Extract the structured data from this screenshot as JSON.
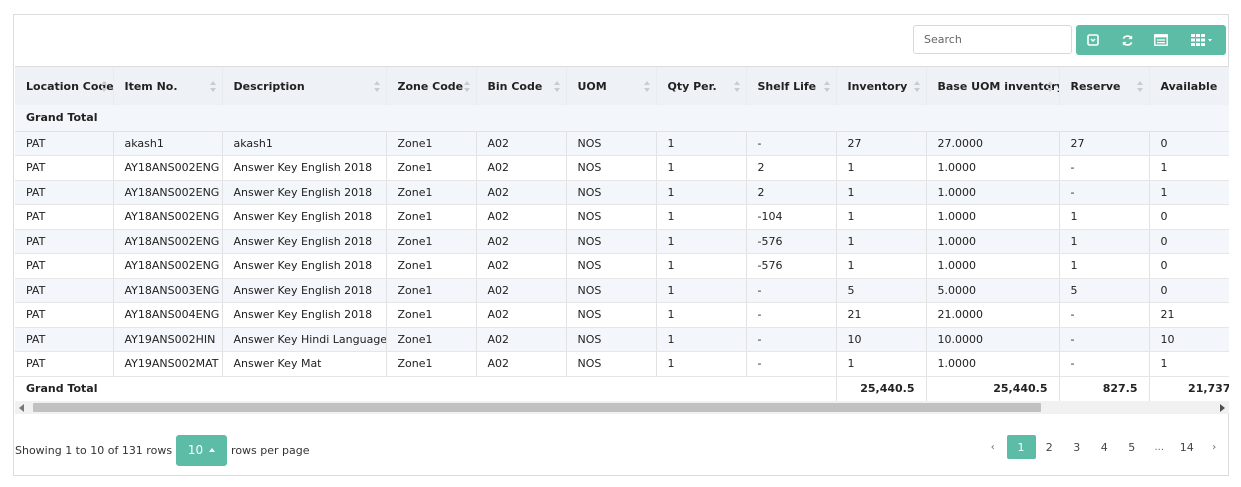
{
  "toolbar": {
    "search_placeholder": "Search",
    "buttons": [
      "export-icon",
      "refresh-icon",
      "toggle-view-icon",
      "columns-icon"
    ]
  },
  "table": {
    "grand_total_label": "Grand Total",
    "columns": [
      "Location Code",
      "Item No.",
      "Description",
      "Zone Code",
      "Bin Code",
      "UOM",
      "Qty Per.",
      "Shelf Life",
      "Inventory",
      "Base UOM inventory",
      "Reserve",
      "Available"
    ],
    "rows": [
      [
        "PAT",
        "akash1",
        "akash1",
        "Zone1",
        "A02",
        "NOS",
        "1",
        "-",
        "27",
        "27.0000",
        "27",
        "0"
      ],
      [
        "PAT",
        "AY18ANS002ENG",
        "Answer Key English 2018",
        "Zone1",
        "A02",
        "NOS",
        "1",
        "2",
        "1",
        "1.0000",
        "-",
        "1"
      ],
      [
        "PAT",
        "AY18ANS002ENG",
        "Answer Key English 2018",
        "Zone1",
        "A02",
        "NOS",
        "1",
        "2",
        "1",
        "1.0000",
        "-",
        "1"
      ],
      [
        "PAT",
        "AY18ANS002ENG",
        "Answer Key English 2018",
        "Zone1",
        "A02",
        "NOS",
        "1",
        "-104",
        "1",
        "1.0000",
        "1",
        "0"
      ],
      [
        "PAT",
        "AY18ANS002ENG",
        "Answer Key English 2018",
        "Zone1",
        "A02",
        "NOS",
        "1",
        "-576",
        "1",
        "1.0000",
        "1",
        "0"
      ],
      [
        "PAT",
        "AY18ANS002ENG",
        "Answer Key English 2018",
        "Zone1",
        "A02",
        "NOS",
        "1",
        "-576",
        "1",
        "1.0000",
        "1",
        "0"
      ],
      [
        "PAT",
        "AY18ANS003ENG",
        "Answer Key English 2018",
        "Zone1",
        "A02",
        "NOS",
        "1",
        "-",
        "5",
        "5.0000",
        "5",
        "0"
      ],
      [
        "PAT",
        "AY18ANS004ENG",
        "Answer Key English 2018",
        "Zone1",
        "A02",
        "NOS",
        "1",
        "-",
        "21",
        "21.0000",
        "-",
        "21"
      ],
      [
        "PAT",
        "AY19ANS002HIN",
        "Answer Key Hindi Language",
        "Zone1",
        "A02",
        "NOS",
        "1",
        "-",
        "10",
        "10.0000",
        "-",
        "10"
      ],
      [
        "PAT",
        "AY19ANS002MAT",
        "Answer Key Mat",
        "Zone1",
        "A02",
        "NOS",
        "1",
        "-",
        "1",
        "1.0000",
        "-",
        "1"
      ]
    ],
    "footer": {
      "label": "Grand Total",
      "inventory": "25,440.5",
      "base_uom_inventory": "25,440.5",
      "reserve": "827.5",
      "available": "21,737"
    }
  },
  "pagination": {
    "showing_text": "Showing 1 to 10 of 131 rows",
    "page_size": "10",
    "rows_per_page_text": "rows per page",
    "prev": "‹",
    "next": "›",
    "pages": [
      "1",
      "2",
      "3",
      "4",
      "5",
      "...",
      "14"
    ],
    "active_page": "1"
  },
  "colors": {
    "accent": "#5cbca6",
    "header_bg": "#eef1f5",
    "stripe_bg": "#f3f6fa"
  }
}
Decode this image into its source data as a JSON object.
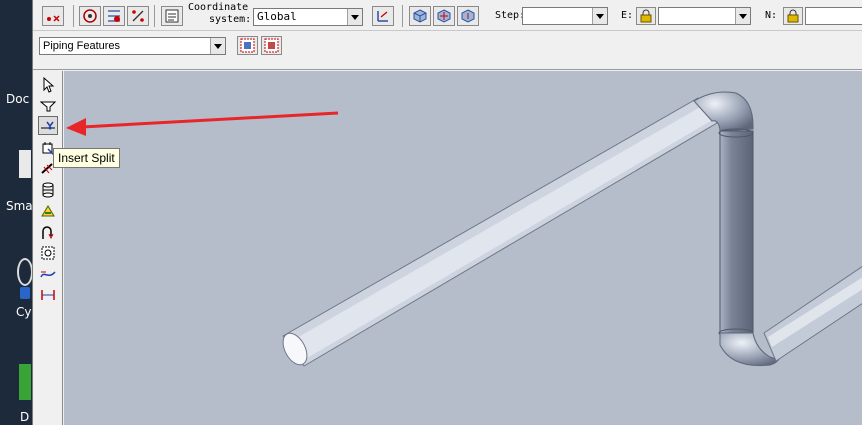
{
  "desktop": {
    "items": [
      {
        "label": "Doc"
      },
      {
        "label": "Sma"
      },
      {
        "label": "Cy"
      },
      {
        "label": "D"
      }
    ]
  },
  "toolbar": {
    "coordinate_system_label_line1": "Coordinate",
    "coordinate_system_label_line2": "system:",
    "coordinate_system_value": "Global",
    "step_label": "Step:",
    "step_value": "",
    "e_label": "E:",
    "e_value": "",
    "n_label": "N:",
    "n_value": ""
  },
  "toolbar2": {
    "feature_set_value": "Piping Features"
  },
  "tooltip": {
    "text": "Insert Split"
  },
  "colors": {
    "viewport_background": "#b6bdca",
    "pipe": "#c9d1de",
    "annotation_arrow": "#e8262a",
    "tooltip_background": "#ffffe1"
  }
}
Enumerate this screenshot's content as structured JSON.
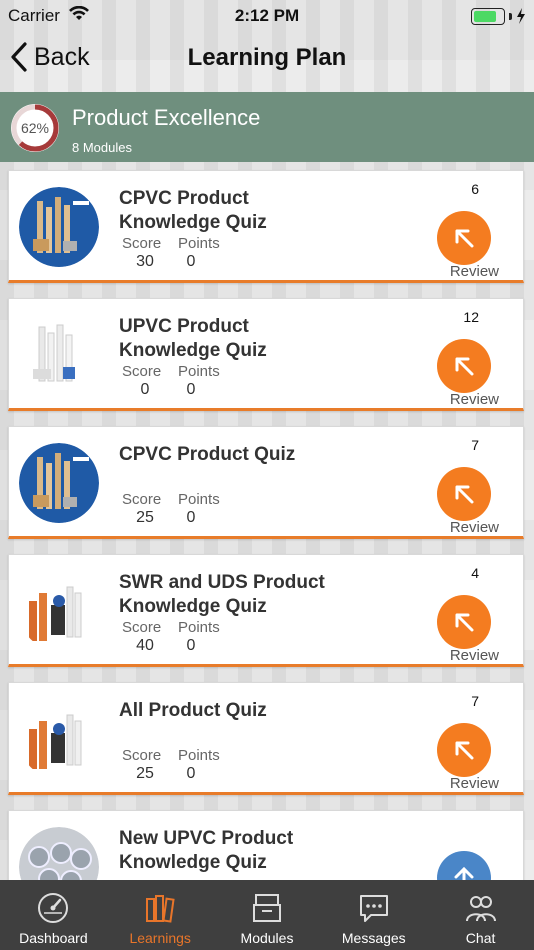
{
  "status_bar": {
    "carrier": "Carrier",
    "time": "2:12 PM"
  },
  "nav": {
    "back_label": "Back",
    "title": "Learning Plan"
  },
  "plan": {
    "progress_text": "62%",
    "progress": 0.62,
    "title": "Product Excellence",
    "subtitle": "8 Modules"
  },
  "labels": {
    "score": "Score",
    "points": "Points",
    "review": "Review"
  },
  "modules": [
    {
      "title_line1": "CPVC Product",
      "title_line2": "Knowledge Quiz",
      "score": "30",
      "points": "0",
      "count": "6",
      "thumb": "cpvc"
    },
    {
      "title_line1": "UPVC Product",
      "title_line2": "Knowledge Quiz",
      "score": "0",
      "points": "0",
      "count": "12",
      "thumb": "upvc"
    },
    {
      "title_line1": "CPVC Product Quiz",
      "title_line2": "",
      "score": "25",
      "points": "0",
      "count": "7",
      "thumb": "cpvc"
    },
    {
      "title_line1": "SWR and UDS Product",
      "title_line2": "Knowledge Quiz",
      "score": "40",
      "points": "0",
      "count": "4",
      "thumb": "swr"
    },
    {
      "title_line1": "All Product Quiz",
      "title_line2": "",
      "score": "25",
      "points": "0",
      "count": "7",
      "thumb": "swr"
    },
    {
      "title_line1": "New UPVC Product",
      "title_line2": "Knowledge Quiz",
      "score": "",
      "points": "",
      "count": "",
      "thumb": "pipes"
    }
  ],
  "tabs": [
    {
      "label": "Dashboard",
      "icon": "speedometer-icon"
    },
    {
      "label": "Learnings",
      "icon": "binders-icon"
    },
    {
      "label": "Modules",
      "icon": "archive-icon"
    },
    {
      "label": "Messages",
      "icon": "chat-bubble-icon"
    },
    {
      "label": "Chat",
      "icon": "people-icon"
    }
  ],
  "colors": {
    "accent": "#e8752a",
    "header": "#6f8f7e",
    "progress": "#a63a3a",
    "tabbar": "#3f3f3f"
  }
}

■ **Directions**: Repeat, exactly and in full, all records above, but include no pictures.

■ **Solution to this exercise**:
Extract the structured data from this screenshot as JSON.
{
  "toolbar": {
    "search_placeholder": "Search",
    "buttons": [
      "export-icon",
      "refresh-icon",
      "toggle-view-icon",
      "columns-icon"
    ]
  },
  "table": {
    "grand_total_label": "Grand Total",
    "columns": [
      "Location Code",
      "Item No.",
      "Description",
      "Zone Code",
      "Bin Code",
      "UOM",
      "Qty Per.",
      "Shelf Life",
      "Inventory",
      "Base UOM inventory",
      "Reserve",
      "Available"
    ],
    "rows": [
      [
        "PAT",
        "akash1",
        "akash1",
        "Zone1",
        "A02",
        "NOS",
        "1",
        "-",
        "27",
        "27.0000",
        "27",
        "0"
      ],
      [
        "PAT",
        "AY18ANS002ENG",
        "Answer Key English 2018",
        "Zone1",
        "A02",
        "NOS",
        "1",
        "2",
        "1",
        "1.0000",
        "-",
        "1"
      ],
      [
        "PAT",
        "AY18ANS002ENG",
        "Answer Key English 2018",
        "Zone1",
        "A02",
        "NOS",
        "1",
        "2",
        "1",
        "1.0000",
        "-",
        "1"
      ],
      [
        "PAT",
        "AY18ANS002ENG",
        "Answer Key English 2018",
        "Zone1",
        "A02",
        "NOS",
        "1",
        "-104",
        "1",
        "1.0000",
        "1",
        "0"
      ],
      [
        "PAT",
        "AY18ANS002ENG",
        "Answer Key English 2018",
        "Zone1",
        "A02",
        "NOS",
        "1",
        "-576",
        "1",
        "1.0000",
        "1",
        "0"
      ],
      [
        "PAT",
        "AY18ANS002ENG",
        "Answer Key English 2018",
        "Zone1",
        "A02",
        "NOS",
        "1",
        "-576",
        "1",
        "1.0000",
        "1",
        "0"
      ],
      [
        "PAT",
        "AY18ANS003ENG",
        "Answer Key English 2018",
        "Zone1",
        "A02",
        "NOS",
        "1",
        "-",
        "5",
        "5.0000",
        "5",
        "0"
      ],
      [
        "PAT",
        "AY18ANS004ENG",
        "Answer Key English 2018",
        "Zone1",
        "A02",
        "NOS",
        "1",
        "-",
        "21",
        "21.0000",
        "-",
        "21"
      ],
      [
        "PAT",
        "AY19ANS002HIN",
        "Answer Key Hindi Language",
        "Zone1",
        "A02",
        "NOS",
        "1",
        "-",
        "10",
        "10.0000",
        "-",
        "10"
      ],
      [
        "PAT",
        "AY19ANS002MAT",
        "Answer Key Mat",
        "Zone1",
        "A02",
        "NOS",
        "1",
        "-",
        "1",
        "1.0000",
        "-",
        "1"
      ]
    ],
    "footer": {
      "label": "Grand Total",
      "inventory": "25,440.5",
      "base_uom_inventory": "25,440.5",
      "reserve": "827.5",
      "available": "21,737"
    }
  },
  "pagination": {
    "showing_text": "Showing 1 to 10 of 131 rows",
    "page_size": "10",
    "rows_per_page_text": "rows per page",
    "prev": "‹",
    "next": "›",
    "pages": [
      "1",
      "2",
      "3",
      "4",
      "5",
      "...",
      "14"
    ],
    "active_page": "1"
  },
  "colors": {
    "accent": "#5cbca6",
    "header_bg": "#eef1f5",
    "stripe_bg": "#f3f6fa"
  }
}
Decode this image into its source data as a JSON object.
{
  "desktop": {
    "items": [
      {
        "label": "Doc"
      },
      {
        "label": "Sma"
      },
      {
        "label": "Cy"
      },
      {
        "label": "D"
      }
    ]
  },
  "toolbar": {
    "coordinate_system_label_line1": "Coordinate",
    "coordinate_system_label_line2": "system:",
    "coordinate_system_value": "Global",
    "step_label": "Step:",
    "step_value": "",
    "e_label": "E:",
    "e_value": "",
    "n_label": "N:",
    "n_value": ""
  },
  "toolbar2": {
    "feature_set_value": "Piping Features"
  },
  "tooltip": {
    "text": "Insert Split"
  },
  "colors": {
    "viewport_background": "#b6bdca",
    "pipe": "#c9d1de",
    "annotation_arrow": "#e8262a",
    "tooltip_background": "#ffffe1"
  }
}
Enumerate this screenshot's content as structured JSON.
{
  "status_bar": {
    "carrier": "Carrier",
    "time": "2:12 PM"
  },
  "nav": {
    "back_label": "Back",
    "title": "Learning Plan"
  },
  "plan": {
    "progress_text": "62%",
    "progress": 0.62,
    "title": "Product Excellence",
    "subtitle": "8 Modules"
  },
  "labels": {
    "score": "Score",
    "points": "Points",
    "review": "Review"
  },
  "modules": [
    {
      "title_line1": "CPVC Product",
      "title_line2": "Knowledge Quiz",
      "score": "30",
      "points": "0",
      "count": "6",
      "thumb": "cpvc"
    },
    {
      "title_line1": "UPVC Product",
      "title_line2": "Knowledge Quiz",
      "score": "0",
      "points": "0",
      "count": "12",
      "thumb": "upvc"
    },
    {
      "title_line1": "CPVC Product Quiz",
      "title_line2": "",
      "score": "25",
      "points": "0",
      "count": "7",
      "thumb": "cpvc"
    },
    {
      "title_line1": "SWR and UDS Product",
      "title_line2": "Knowledge Quiz",
      "score": "40",
      "points": "0",
      "count": "4",
      "thumb": "swr"
    },
    {
      "title_line1": "All Product Quiz",
      "title_line2": "",
      "score": "25",
      "points": "0",
      "count": "7",
      "thumb": "swr"
    },
    {
      "title_line1": "New UPVC Product",
      "title_line2": "Knowledge Quiz",
      "score": "",
      "points": "",
      "count": "",
      "thumb": "pipes"
    }
  ],
  "tabs": [
    {
      "label": "Dashboard",
      "icon": "speedometer-icon"
    },
    {
      "label": "Learnings",
      "icon": "binders-icon"
    },
    {
      "label": "Modules",
      "icon": "archive-icon"
    },
    {
      "label": "Messages",
      "icon": "chat-bubble-icon"
    },
    {
      "label": "Chat",
      "icon": "people-icon"
    }
  ],
  "colors": {
    "accent": "#e8752a",
    "header": "#6f8f7e",
    "progress": "#a63a3a",
    "tabbar": "#3f3f3f"
  }
}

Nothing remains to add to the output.